- What you should do: For the entries below, report the number of lines containing "Beckett", without any other content.

- Page and application data records:
━━━━━━━━━━━━━━━━━━━━━━━━━━━━━━
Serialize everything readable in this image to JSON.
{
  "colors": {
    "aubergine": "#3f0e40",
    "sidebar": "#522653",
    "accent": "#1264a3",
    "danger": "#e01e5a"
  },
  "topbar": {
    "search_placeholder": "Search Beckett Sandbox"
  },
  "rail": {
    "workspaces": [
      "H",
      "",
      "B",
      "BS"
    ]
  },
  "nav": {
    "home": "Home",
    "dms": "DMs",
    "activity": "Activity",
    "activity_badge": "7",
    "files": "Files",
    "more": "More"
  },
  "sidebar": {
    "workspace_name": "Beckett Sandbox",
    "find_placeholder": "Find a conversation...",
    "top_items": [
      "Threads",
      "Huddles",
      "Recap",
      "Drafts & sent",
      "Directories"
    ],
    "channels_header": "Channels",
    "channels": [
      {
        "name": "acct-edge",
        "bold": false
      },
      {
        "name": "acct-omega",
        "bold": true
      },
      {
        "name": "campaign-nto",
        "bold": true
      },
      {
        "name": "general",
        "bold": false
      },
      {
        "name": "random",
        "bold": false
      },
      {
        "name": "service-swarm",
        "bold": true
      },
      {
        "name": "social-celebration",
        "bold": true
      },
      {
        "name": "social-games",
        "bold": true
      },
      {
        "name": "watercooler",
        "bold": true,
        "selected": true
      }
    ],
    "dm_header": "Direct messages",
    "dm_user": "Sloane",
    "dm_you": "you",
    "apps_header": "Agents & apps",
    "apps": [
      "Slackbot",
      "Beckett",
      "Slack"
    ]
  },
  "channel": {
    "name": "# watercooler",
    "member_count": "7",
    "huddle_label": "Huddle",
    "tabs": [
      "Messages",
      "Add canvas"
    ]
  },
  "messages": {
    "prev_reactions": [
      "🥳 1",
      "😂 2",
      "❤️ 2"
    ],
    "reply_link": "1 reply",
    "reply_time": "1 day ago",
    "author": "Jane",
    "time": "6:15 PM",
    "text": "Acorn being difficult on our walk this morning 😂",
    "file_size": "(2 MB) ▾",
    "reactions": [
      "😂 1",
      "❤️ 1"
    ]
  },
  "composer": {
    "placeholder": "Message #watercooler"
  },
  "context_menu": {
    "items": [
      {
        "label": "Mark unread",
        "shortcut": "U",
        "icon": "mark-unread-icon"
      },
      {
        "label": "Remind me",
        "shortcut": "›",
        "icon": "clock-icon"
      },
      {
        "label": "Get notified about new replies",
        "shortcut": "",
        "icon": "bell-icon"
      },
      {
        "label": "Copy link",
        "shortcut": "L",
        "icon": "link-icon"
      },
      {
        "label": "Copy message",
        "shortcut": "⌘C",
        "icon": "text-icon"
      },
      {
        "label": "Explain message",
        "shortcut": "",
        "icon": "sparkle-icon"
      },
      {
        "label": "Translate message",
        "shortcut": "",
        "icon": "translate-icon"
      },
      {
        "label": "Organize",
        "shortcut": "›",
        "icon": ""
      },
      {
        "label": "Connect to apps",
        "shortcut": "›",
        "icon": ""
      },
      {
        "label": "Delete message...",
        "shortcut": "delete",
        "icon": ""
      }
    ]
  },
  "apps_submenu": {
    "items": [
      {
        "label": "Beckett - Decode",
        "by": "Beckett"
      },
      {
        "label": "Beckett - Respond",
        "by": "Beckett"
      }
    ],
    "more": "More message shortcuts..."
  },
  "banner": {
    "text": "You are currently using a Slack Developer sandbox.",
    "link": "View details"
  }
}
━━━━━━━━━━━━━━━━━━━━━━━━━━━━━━
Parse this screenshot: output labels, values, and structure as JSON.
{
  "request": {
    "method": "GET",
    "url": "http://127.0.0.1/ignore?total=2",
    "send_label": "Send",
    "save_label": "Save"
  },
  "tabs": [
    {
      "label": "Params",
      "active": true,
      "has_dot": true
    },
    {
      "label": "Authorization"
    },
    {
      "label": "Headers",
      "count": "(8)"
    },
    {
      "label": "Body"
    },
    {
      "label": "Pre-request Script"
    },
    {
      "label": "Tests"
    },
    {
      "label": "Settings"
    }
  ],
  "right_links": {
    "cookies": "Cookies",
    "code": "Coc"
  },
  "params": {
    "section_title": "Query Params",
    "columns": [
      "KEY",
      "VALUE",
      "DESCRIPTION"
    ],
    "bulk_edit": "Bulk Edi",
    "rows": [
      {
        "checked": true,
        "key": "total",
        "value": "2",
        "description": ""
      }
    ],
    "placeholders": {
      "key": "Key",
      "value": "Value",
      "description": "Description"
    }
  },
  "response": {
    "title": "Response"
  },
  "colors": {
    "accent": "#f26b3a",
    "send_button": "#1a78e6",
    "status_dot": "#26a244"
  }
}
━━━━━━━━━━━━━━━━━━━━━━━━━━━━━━
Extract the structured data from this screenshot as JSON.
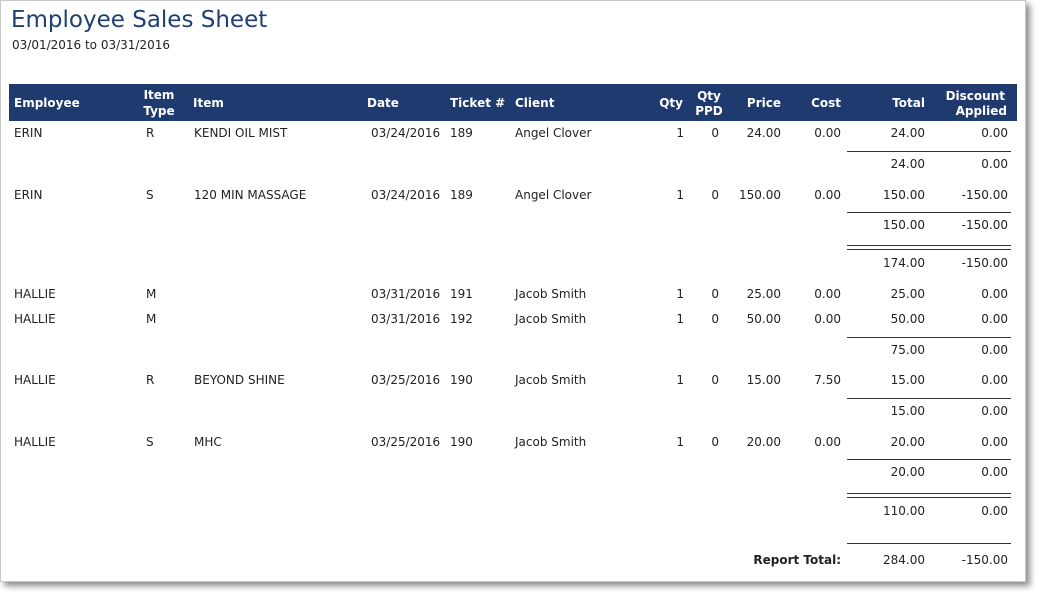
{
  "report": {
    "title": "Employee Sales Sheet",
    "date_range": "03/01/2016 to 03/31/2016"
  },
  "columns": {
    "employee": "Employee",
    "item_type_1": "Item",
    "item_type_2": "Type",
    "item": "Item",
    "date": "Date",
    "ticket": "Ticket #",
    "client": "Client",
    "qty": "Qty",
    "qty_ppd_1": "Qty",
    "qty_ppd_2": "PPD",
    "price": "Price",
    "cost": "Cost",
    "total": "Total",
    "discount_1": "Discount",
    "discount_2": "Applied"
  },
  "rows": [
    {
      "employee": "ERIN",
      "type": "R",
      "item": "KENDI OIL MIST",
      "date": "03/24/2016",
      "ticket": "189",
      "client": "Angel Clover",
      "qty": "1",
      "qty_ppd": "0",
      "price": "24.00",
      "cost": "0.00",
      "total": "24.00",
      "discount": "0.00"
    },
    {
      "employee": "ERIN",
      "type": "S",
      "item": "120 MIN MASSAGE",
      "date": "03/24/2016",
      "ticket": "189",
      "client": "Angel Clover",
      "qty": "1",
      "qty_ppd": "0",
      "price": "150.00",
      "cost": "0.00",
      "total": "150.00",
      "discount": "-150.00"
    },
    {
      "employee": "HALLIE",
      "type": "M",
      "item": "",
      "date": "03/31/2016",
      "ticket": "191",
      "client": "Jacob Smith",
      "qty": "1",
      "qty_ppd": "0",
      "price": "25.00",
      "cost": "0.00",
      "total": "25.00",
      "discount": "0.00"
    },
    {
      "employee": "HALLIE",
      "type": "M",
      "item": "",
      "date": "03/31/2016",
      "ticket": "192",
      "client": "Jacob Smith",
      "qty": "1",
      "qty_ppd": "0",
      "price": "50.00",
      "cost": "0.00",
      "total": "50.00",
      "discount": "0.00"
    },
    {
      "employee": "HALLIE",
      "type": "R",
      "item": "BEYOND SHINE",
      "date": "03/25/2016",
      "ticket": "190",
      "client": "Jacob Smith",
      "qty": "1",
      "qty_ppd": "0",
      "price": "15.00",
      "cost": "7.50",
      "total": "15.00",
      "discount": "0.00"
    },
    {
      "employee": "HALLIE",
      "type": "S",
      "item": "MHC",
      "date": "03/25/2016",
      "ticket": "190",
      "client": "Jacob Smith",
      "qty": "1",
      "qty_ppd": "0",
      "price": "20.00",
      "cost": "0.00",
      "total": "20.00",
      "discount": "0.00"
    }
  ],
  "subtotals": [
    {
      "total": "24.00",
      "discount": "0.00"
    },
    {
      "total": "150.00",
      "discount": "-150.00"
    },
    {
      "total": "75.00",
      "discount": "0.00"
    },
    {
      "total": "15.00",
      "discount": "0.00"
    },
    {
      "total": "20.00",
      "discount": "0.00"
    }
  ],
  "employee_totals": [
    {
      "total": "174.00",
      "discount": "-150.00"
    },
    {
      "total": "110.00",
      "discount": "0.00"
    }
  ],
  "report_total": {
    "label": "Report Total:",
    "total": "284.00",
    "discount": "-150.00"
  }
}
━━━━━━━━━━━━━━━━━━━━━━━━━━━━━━
- Result of this exercise: 7